[Record extracts]

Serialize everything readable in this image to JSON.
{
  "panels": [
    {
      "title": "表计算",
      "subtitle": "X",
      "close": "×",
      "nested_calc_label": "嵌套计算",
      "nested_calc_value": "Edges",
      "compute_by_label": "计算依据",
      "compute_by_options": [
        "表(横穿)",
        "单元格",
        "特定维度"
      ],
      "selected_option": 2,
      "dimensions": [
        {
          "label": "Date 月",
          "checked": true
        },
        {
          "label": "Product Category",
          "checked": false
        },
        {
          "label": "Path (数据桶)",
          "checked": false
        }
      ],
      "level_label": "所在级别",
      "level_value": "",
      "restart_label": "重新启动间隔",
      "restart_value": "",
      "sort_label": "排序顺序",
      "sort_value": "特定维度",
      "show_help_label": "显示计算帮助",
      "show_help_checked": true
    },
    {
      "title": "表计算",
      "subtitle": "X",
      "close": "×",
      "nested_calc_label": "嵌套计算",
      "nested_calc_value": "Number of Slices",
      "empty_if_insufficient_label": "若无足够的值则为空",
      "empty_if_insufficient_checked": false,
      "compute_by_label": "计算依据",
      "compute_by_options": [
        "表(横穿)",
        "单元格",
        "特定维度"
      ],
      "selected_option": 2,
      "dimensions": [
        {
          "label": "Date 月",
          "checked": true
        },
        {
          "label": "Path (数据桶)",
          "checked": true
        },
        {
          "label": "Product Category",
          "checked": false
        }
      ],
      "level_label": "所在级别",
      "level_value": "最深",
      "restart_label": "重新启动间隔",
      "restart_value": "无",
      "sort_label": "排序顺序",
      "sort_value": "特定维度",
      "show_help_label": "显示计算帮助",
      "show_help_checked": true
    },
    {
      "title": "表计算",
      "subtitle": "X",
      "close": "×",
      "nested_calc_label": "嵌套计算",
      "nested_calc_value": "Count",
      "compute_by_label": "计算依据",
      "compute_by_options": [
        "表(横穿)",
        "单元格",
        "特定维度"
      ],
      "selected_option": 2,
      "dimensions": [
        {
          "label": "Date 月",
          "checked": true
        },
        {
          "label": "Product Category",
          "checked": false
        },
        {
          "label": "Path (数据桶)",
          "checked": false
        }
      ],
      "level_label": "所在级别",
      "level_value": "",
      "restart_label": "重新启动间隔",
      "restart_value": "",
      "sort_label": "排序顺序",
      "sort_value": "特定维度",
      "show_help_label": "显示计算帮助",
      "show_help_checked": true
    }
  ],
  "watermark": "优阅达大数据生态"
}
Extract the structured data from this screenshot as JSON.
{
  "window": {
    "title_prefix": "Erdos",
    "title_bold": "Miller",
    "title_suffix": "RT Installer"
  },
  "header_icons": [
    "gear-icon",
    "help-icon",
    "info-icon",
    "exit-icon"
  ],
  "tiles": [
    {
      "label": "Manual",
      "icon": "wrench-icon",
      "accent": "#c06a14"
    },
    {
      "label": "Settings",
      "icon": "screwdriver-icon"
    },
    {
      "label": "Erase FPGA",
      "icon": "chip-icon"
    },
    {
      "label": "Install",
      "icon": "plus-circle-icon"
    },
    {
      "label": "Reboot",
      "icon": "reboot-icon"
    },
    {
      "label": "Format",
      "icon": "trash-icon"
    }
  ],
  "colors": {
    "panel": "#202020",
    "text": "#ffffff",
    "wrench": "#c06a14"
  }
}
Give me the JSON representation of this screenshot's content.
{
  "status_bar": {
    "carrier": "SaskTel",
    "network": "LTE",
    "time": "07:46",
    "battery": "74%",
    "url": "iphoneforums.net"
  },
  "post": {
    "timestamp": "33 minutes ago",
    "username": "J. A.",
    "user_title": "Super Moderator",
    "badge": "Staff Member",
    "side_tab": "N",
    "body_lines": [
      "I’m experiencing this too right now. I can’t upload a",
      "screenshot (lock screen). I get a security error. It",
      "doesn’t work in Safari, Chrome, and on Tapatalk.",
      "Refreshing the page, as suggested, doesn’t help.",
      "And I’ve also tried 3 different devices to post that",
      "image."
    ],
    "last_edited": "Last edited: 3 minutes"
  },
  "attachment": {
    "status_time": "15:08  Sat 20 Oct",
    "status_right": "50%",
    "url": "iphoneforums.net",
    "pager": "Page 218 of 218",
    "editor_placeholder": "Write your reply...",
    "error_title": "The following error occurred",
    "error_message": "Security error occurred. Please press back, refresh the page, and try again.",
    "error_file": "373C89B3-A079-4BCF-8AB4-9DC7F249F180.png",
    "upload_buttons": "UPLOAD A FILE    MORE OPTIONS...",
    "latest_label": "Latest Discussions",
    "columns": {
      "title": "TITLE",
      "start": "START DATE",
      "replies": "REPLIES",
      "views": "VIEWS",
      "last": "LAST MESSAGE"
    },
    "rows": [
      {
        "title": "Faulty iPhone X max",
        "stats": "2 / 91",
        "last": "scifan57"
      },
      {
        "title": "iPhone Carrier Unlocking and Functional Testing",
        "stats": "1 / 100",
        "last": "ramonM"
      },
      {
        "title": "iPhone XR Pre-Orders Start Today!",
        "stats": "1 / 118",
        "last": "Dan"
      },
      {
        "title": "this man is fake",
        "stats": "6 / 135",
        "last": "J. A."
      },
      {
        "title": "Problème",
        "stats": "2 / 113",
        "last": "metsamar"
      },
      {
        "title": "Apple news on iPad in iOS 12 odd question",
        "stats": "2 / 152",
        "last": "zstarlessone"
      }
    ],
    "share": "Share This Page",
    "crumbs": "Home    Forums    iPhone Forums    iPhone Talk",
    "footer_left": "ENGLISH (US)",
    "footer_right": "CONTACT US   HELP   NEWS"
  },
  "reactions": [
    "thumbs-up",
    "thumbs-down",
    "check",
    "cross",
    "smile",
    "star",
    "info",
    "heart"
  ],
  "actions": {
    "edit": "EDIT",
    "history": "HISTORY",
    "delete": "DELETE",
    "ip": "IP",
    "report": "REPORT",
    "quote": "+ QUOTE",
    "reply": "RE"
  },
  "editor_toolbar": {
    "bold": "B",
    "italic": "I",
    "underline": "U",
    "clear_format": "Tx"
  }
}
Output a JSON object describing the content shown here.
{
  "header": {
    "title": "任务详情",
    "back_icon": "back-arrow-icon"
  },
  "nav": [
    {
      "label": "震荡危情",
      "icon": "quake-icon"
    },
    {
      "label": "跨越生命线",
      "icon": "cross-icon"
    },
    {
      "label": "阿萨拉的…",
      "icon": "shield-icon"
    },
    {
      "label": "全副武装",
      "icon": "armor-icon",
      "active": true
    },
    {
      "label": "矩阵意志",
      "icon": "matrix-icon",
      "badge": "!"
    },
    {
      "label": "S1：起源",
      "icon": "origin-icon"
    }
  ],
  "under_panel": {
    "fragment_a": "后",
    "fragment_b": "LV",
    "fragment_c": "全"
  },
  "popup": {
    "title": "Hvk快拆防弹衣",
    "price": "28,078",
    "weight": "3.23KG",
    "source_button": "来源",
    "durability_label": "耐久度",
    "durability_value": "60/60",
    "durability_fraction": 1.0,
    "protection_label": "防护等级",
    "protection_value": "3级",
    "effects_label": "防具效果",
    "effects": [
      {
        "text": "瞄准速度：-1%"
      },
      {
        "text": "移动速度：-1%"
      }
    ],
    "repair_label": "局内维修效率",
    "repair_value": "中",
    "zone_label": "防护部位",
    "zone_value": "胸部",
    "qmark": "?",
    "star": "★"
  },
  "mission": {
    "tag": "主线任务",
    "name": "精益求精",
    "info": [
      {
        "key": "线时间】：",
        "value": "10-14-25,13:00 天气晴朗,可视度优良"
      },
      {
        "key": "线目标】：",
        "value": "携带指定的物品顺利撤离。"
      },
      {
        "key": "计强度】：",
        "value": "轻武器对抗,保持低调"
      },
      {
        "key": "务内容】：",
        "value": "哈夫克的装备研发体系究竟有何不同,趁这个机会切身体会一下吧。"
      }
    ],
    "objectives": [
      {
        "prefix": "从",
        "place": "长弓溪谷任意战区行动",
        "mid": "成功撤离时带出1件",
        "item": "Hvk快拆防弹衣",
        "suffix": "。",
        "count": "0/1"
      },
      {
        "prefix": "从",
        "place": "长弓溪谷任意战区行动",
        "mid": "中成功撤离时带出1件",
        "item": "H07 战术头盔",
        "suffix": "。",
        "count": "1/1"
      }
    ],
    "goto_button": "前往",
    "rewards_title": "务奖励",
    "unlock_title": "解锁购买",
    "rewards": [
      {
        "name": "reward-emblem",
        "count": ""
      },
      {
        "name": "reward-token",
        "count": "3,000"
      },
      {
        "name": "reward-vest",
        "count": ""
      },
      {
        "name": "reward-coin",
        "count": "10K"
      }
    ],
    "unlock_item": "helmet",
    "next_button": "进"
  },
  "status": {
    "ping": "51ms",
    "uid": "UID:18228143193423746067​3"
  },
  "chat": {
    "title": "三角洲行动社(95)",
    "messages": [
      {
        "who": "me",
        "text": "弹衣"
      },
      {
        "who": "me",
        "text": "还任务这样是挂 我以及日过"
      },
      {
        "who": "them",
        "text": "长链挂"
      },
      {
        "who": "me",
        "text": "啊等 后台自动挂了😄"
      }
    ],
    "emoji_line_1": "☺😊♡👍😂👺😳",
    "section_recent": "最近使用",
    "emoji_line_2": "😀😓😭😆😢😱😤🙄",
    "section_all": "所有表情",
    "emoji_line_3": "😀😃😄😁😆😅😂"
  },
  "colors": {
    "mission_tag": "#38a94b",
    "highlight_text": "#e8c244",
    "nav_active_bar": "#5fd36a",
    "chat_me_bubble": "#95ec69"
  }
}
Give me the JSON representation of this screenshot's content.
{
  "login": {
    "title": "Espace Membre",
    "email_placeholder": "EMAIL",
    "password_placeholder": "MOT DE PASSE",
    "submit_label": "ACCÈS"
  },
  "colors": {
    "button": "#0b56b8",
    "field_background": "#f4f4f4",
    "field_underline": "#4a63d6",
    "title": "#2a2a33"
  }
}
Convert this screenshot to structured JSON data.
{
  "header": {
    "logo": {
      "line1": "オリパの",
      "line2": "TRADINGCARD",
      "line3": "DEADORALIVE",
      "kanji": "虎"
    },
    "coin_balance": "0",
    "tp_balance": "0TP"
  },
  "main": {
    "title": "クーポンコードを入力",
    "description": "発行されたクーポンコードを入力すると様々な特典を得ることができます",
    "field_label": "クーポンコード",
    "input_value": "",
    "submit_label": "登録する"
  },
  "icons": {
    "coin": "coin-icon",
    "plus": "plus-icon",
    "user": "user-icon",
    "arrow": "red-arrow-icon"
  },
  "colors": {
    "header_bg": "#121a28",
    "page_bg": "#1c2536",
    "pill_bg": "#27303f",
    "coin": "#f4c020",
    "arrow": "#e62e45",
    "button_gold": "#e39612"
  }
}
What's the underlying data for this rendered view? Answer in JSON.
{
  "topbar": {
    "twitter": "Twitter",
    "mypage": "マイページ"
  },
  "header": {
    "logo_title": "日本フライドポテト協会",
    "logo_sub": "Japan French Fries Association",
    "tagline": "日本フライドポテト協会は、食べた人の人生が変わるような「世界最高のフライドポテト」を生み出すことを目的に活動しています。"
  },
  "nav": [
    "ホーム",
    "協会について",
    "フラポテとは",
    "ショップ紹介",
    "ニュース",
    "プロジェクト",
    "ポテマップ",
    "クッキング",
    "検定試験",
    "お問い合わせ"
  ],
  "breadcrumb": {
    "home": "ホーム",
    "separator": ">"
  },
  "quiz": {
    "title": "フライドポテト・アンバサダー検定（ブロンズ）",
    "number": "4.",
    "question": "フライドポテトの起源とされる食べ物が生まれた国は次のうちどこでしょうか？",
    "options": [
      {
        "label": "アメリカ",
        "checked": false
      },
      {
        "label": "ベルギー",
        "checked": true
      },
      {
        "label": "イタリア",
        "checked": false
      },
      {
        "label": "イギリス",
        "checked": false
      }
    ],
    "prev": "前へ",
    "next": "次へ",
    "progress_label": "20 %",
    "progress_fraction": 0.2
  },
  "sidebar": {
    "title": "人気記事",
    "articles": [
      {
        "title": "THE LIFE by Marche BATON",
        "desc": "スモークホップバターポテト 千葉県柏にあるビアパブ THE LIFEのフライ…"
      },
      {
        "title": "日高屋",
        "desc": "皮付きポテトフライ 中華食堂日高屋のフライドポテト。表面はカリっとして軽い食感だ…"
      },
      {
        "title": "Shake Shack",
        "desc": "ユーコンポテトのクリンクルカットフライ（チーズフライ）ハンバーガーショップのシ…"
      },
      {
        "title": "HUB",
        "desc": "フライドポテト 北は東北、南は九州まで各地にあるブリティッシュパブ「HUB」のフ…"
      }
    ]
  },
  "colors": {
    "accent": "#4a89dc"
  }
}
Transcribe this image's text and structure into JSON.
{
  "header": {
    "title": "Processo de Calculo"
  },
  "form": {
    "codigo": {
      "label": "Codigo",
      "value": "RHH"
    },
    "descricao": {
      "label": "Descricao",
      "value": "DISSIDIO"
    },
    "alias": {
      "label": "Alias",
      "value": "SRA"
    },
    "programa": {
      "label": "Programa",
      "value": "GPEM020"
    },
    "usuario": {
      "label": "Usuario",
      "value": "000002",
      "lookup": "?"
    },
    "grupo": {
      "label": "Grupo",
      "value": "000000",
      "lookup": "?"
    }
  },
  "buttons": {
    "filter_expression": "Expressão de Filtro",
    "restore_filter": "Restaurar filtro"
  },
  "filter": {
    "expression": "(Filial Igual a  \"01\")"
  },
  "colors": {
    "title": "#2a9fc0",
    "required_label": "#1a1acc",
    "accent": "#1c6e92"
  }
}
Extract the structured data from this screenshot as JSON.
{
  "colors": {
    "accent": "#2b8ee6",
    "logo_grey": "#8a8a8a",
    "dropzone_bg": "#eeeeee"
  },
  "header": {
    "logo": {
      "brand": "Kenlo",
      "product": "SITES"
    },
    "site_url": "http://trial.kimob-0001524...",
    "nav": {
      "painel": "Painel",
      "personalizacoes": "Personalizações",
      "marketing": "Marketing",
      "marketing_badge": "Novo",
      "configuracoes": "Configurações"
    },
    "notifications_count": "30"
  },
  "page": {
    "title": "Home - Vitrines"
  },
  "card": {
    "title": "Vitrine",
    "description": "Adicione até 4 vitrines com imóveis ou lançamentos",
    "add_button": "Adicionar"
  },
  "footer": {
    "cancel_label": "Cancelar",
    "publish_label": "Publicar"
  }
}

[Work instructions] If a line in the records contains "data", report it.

[Answer below]
Extract the structured data from this screenshot as JSON.
Convert this screenshot to structured JSON data.
What's the underlying data for this rendered view? Answer in JSON.
Extract the structured data from this screenshot as JSON.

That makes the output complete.